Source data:
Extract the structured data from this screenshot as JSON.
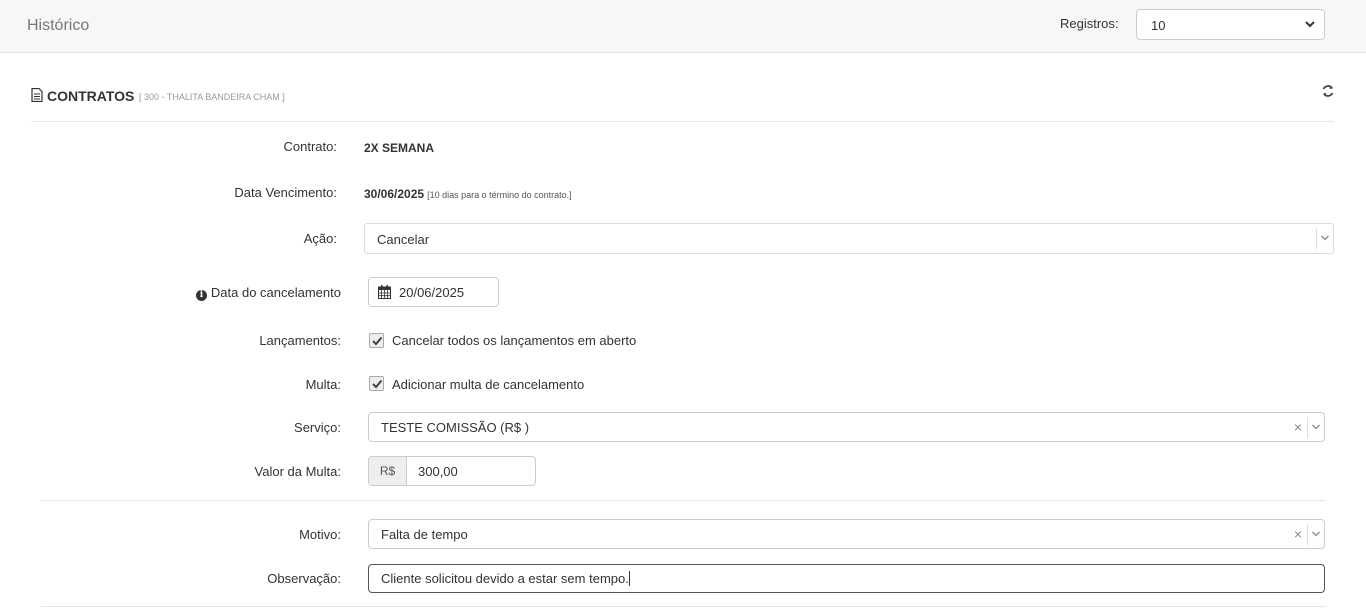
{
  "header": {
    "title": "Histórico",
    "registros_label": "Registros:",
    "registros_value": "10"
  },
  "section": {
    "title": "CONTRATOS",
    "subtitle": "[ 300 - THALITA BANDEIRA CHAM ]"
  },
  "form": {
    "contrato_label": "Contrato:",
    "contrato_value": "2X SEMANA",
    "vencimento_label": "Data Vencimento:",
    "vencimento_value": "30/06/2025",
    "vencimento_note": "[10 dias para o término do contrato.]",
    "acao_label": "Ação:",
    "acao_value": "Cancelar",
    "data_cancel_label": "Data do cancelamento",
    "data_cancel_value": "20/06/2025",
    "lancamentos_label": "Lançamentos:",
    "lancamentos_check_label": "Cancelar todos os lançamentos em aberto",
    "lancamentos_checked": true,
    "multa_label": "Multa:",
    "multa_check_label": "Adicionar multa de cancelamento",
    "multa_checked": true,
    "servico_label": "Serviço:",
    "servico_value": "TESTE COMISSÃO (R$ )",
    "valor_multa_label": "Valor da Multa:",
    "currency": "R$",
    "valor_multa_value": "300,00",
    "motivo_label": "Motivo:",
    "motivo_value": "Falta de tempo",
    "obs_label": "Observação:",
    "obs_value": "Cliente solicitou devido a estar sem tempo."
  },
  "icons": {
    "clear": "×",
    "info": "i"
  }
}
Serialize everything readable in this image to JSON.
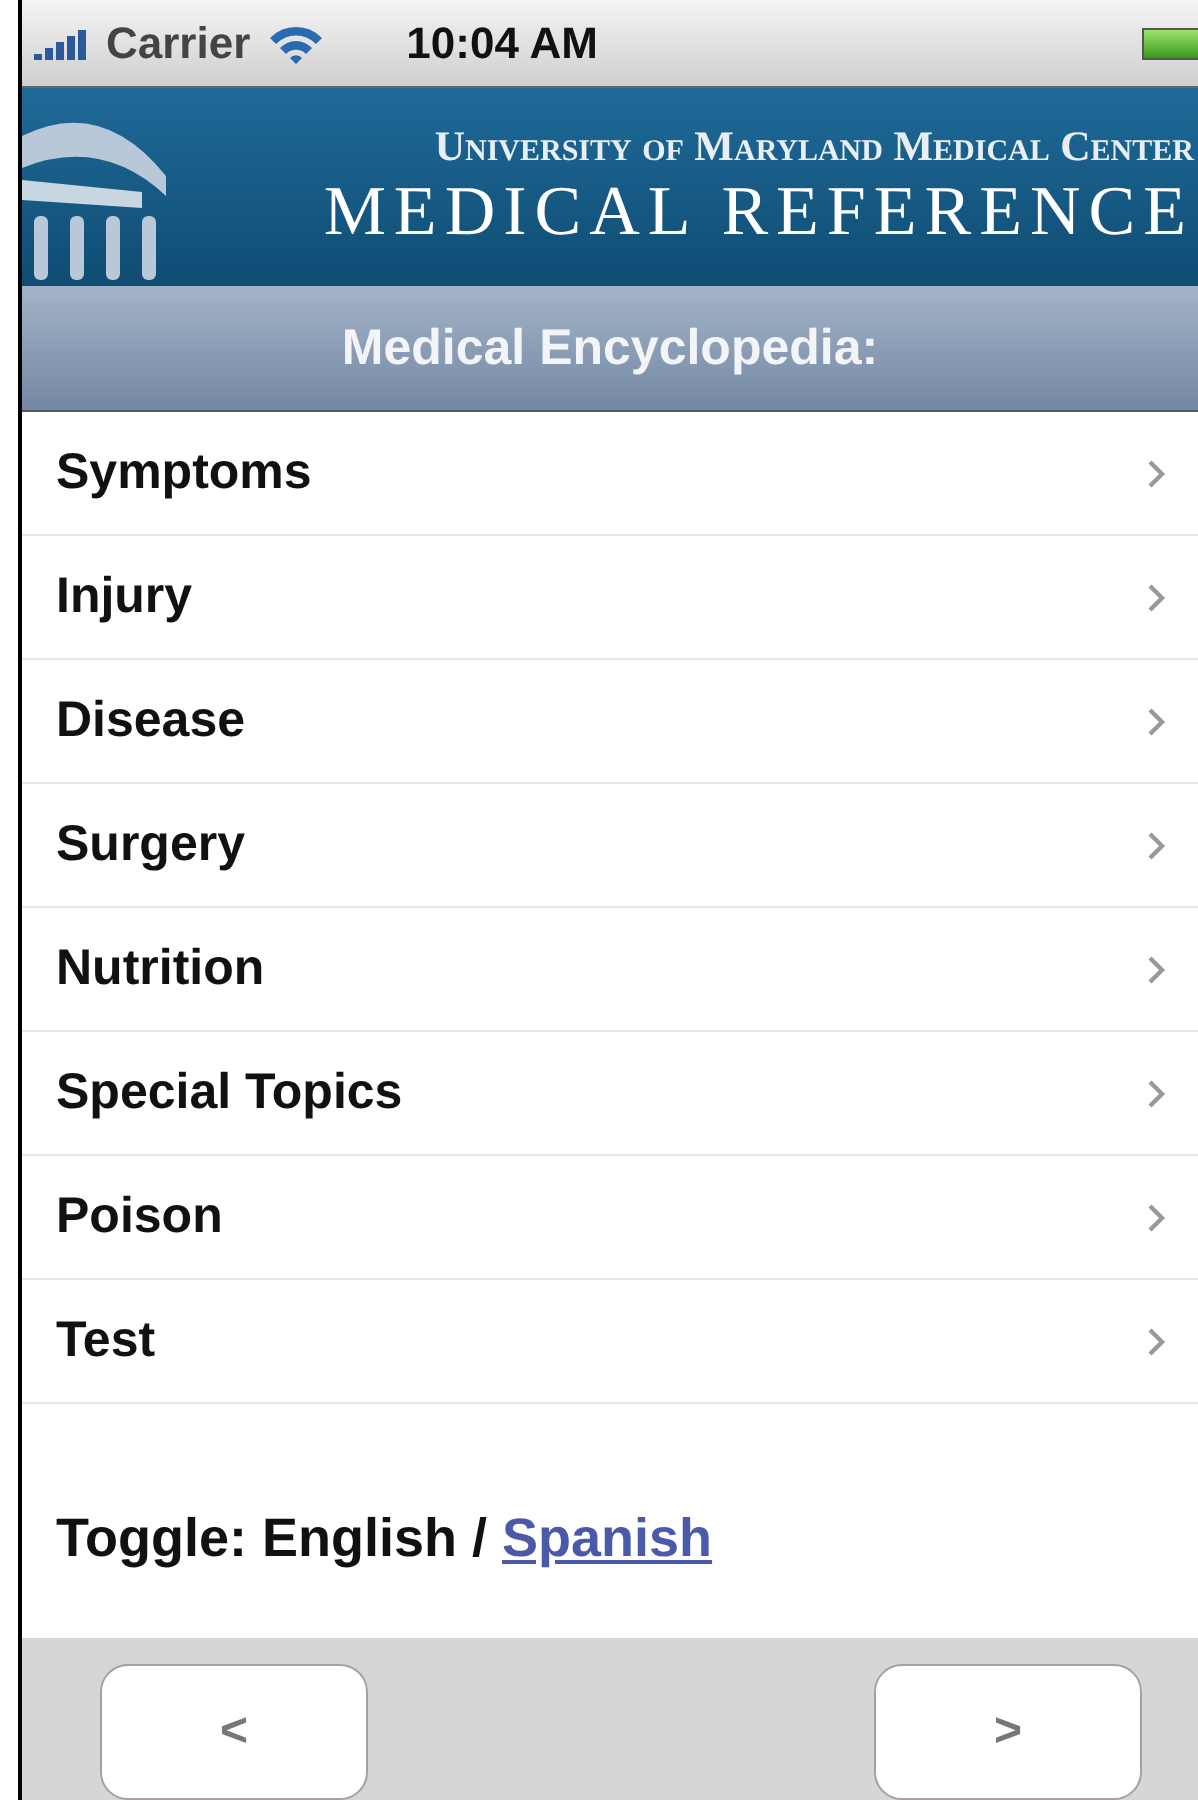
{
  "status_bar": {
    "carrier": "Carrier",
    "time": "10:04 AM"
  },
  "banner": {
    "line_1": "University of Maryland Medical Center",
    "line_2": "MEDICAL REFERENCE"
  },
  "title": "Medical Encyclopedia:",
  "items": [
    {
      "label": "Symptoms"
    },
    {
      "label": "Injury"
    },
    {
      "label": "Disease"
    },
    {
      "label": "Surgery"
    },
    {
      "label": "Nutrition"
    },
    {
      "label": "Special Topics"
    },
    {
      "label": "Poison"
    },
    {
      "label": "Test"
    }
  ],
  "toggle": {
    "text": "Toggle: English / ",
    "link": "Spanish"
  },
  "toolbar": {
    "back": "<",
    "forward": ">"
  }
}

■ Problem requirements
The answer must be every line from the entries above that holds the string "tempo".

■ Answer below
    "motivo_value": "Falta de tempo",
    "obs_value": "Cliente solicitou devido a estar sem tempo."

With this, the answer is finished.